Let’s put it this way: “Madoka” is not “Glitter Force”. Do not let the animation style fool you, this magical girl show is not for children. It is clearly meant for adult audiences with an abundance of deep themes, graphic violence, nightmarish creatures, and some uncomfortable sexual content.
The plot of “Madoka” is based on the legend of Faust and some ideals of Christianity (particularly the Suffering Servant motif. A cross shows up once or twice.). Between the main anime and the “Rebellion” movie, there’s plenty of fodder for feeling like throwing yourself from a cliff. But all is not lost. The main theme of “Madoka” is that love and hope are more powerful than any amount of evil and suffering. It is the love of friends that keeps the plot together. Madoka can no longer bear for her friends to suffer and takes it all on herself, Homura’s desire to save Madoka is born from love, and so on. Kyubey’s kind cannot understand human emotions, particularly Love, so they are constantly confused by the motives of the girls.
These positives are additional to flawless animation, great music, and great writing (I think… I had to watch it subtitled. But the characters are great, so…) Also, all five girls together are called the “holy quintet”. A better way to put that idea in the context of Japan, where holy doesn’t mean the same thing as it does here, would be “righteous quintet”.
Negatives include the level of violence, which while no worse than a PG-13 action movie, are rather shocking considering these are middle and high school age girls. The Witches are horrible to look at, and sometimes cause people to do violence to themselves and others. The girls are in serious peril of their lives every time they suit up, and it can be seen pretty quickly. One of the magical girls, Kyoto, has a bit of a potty mouth on her and a bitter streak a mile wide, due to growing up desperately poor and her pastor father killing her mother and sister before committing suicide.

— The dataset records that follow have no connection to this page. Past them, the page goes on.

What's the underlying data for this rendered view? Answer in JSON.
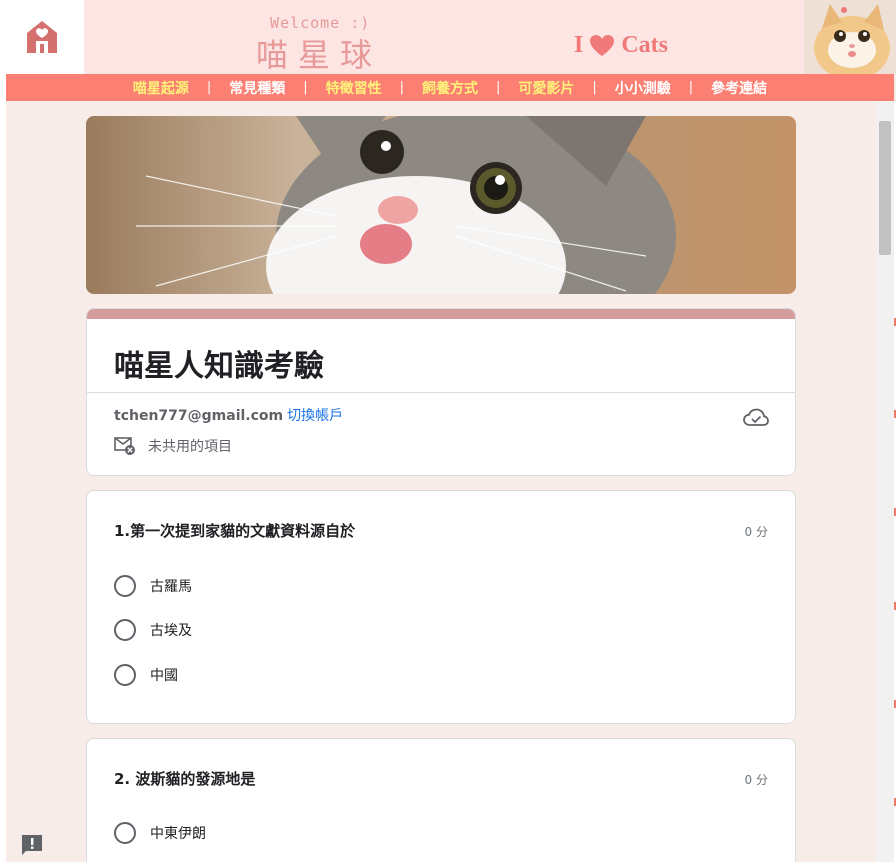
{
  "header": {
    "welcome": "Welcome :)",
    "site_title": "喵星球",
    "ilove_i": "I",
    "ilove_cats": "Cats"
  },
  "nav": {
    "items": [
      {
        "label": "喵星起源",
        "active": true
      },
      {
        "label": "常見種類",
        "active": false
      },
      {
        "label": "特徵習性",
        "active": true
      },
      {
        "label": "飼養方式",
        "active": true
      },
      {
        "label": "可愛影片",
        "active": true
      },
      {
        "label": "小小測驗",
        "active": false
      },
      {
        "label": "參考連結",
        "active": false
      }
    ]
  },
  "form": {
    "title": "喵星人知識考驗",
    "account_email": "tchen777@gmail.com",
    "switch_account": "切換帳戶",
    "not_shared": "未共用的項目"
  },
  "questions": [
    {
      "title": "1.第一次提到家貓的文獻資料源自於",
      "points": "0 分",
      "options": [
        "古羅馬",
        "古埃及",
        "中國"
      ]
    },
    {
      "title": "2. 波斯貓的發源地是",
      "points": "0 分",
      "options": [
        "中東伊朗"
      ]
    }
  ],
  "colors": {
    "nav_bg": "#fb7f72",
    "nav_active": "#fff27a",
    "header_bg": "#fde5e3",
    "page_bg": "#f8ece9",
    "title_band": "#d49c9c",
    "link": "#1a73e8"
  }
}
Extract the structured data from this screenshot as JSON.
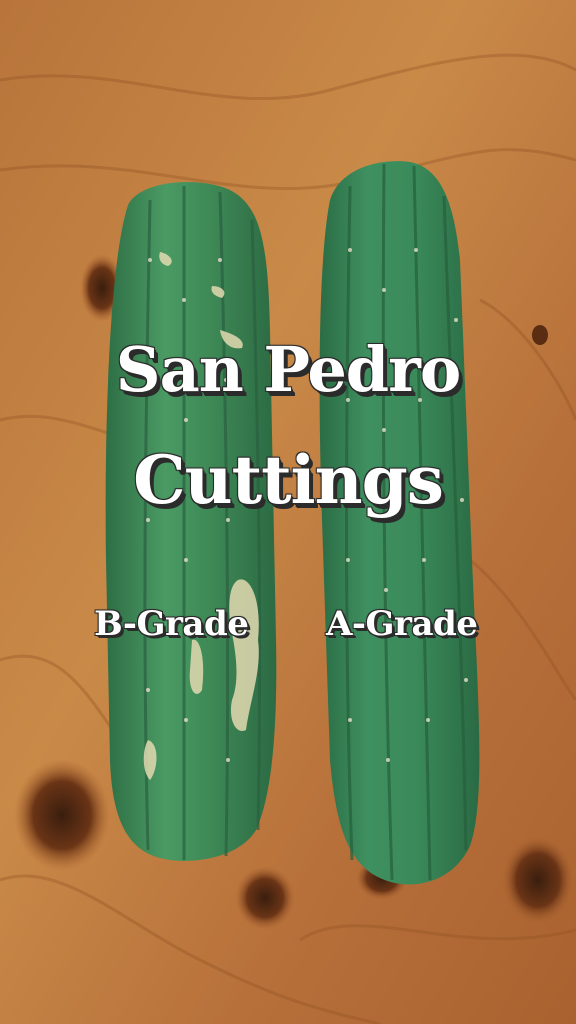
{
  "overlay": {
    "title_line1": "San Pedro",
    "title_line2": "Cuttings",
    "left_label": "B-Grade",
    "right_label": "A-Grade"
  },
  "colors": {
    "wood": "#c07a3c",
    "cactus": "#3f8a57",
    "text": "#ffffff",
    "text_shadow": "#2b2b2b"
  }
}
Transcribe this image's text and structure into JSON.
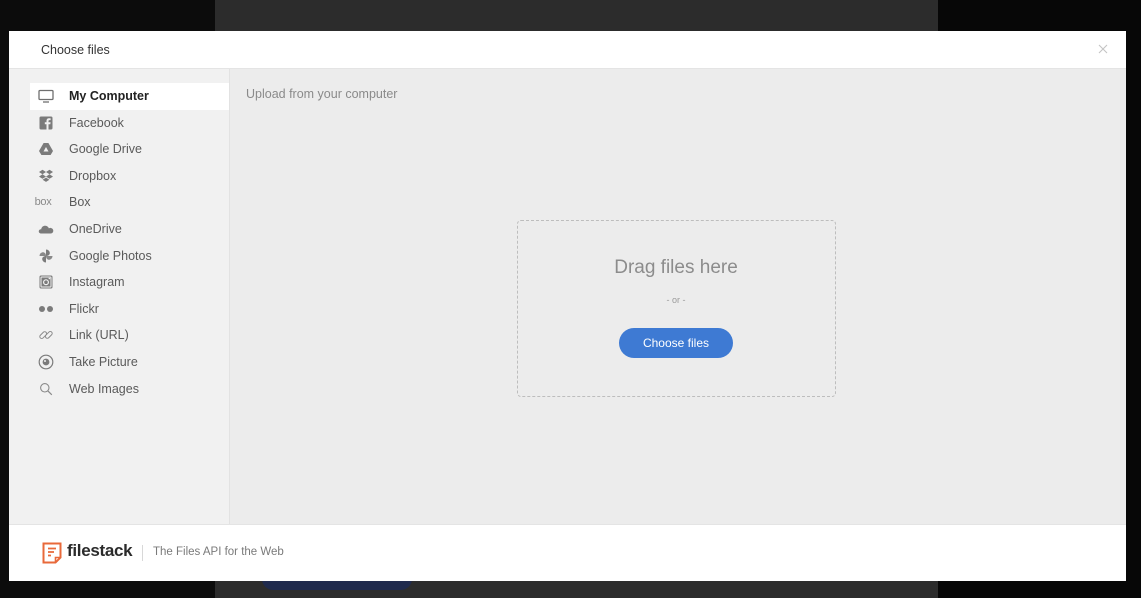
{
  "dialog": {
    "title": "Choose files"
  },
  "sidebar": {
    "items": [
      {
        "label": "My Computer",
        "icon": "monitor-icon",
        "active": true
      },
      {
        "label": "Facebook",
        "icon": "facebook-icon"
      },
      {
        "label": "Google Drive",
        "icon": "google-drive-icon"
      },
      {
        "label": "Dropbox",
        "icon": "dropbox-icon"
      },
      {
        "label": "Box",
        "icon": "box-icon",
        "icon_text": "box"
      },
      {
        "label": "OneDrive",
        "icon": "onedrive-icon"
      },
      {
        "label": "Google Photos",
        "icon": "google-photos-icon"
      },
      {
        "label": "Instagram",
        "icon": "instagram-icon"
      },
      {
        "label": "Flickr",
        "icon": "flickr-icon"
      },
      {
        "label": "Link (URL)",
        "icon": "link-icon"
      },
      {
        "label": "Take Picture",
        "icon": "camera-icon"
      },
      {
        "label": "Web Images",
        "icon": "search-icon"
      }
    ]
  },
  "content": {
    "heading": "Upload from your computer",
    "dropzone": {
      "title": "Drag files here",
      "separator": "- or -",
      "button_label": "Choose files"
    }
  },
  "footer": {
    "brand": "filestack",
    "tagline": "The Files API for the Web"
  },
  "colors": {
    "accent": "#3e7ad3",
    "brand": "#e8693a"
  }
}
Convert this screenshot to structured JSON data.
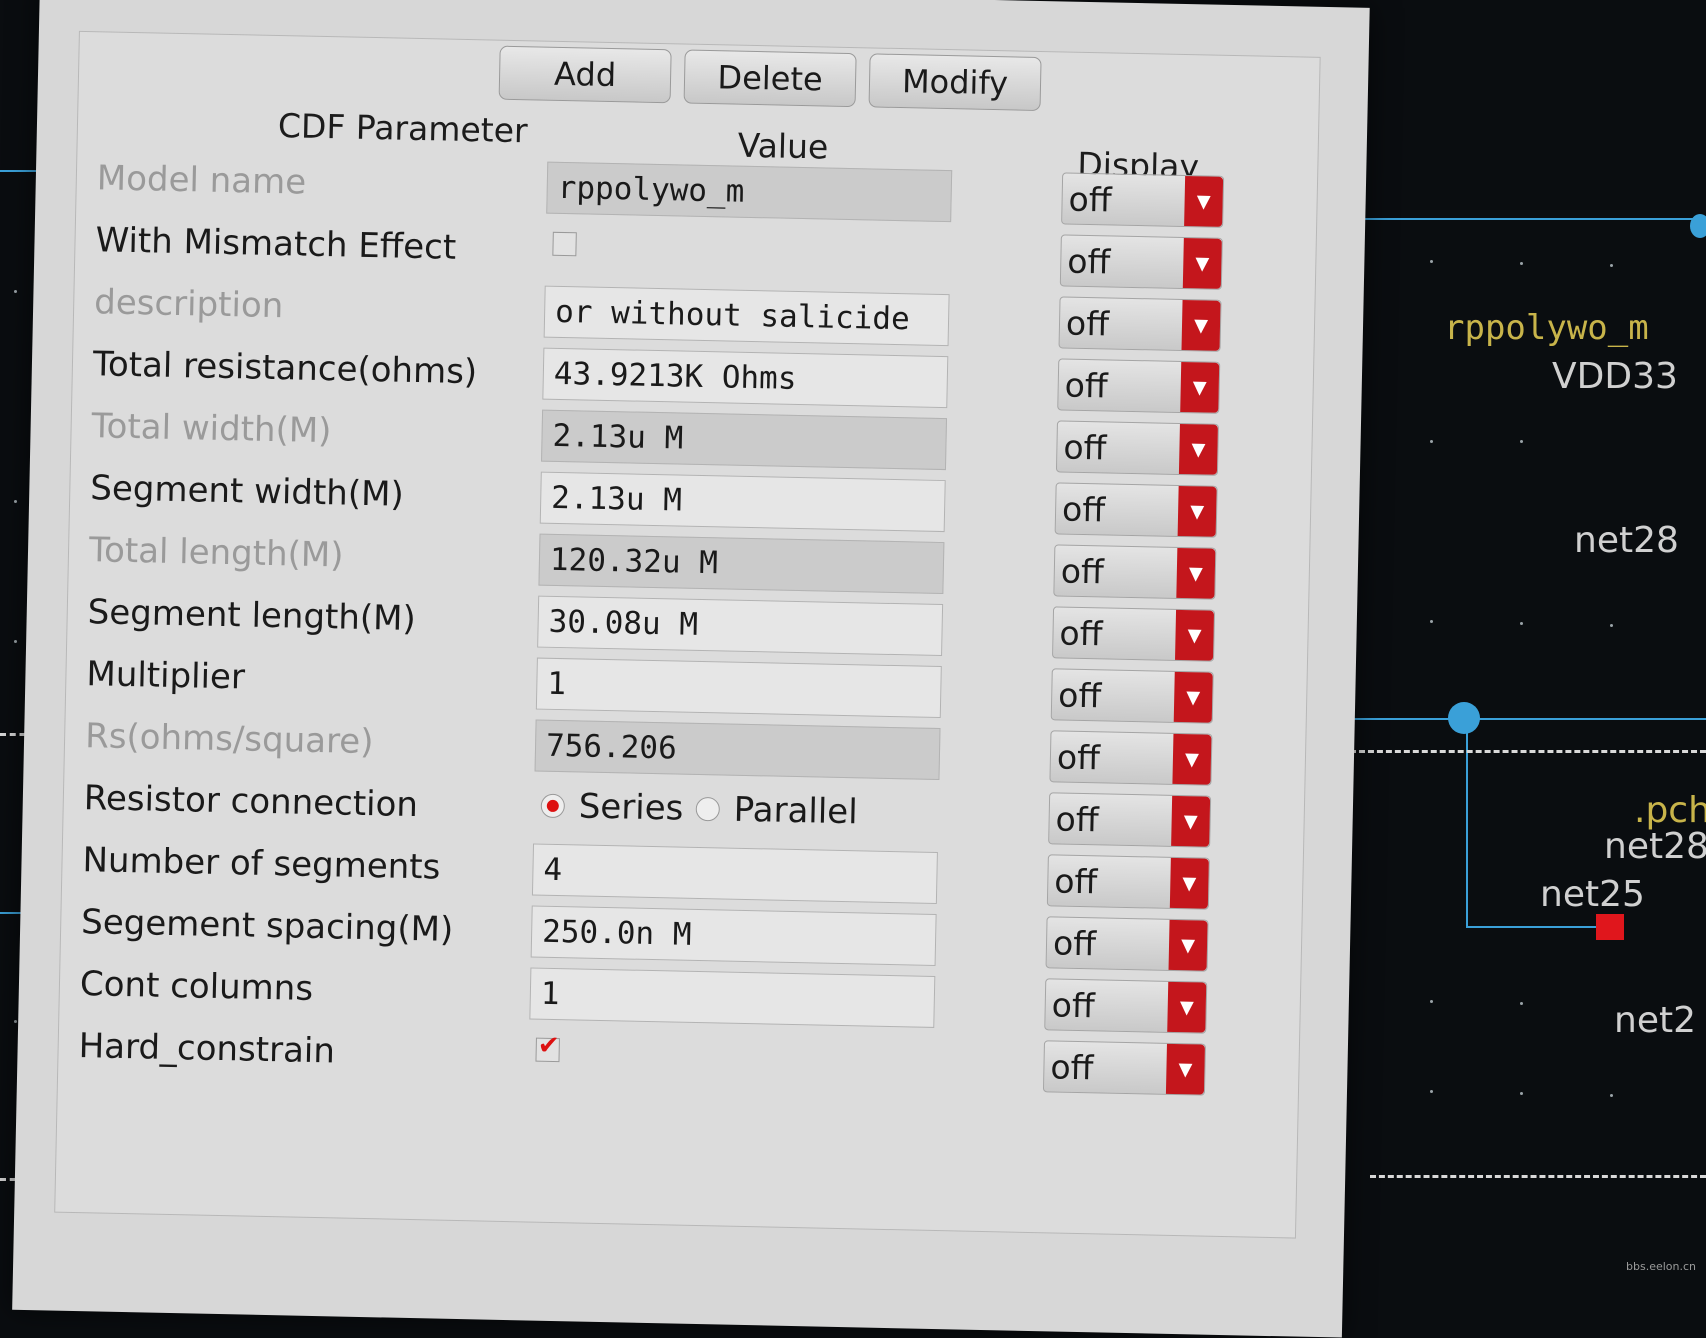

Other matters include some shots of nudity, (you can’t see anything, it’s like a naked Barbie, but still) some references to homosexuality, (but none of the girls are gay) and the way they drew Mami. Mami… looks like she belongs on the Vegas strip. She’s sixteen, maximum. The animators need to get their heads out of the gutter! As a character, she deserves so much better.
Anyway, all this being said, “Madoka” is different from all other anime. It gives you a lot to chew on intellectually, and is quite good story wise, but it’s really something you only want to watch once and you do not want to binge watch it either. It’s a real mind bender and so hard to see little girls suffer and yes, die, because they were tricked through their own innocent desires. But love conquers all. Perhaps that reminds you of something… “Puella Magi Madoka Magica” is recommended for ages 16 and up.
I'm T.K. Wilson, Read my blog for great information and stories about dolls, toy restoration, Christian Fantasy and so much more! Blog updates Mondays and Fridays.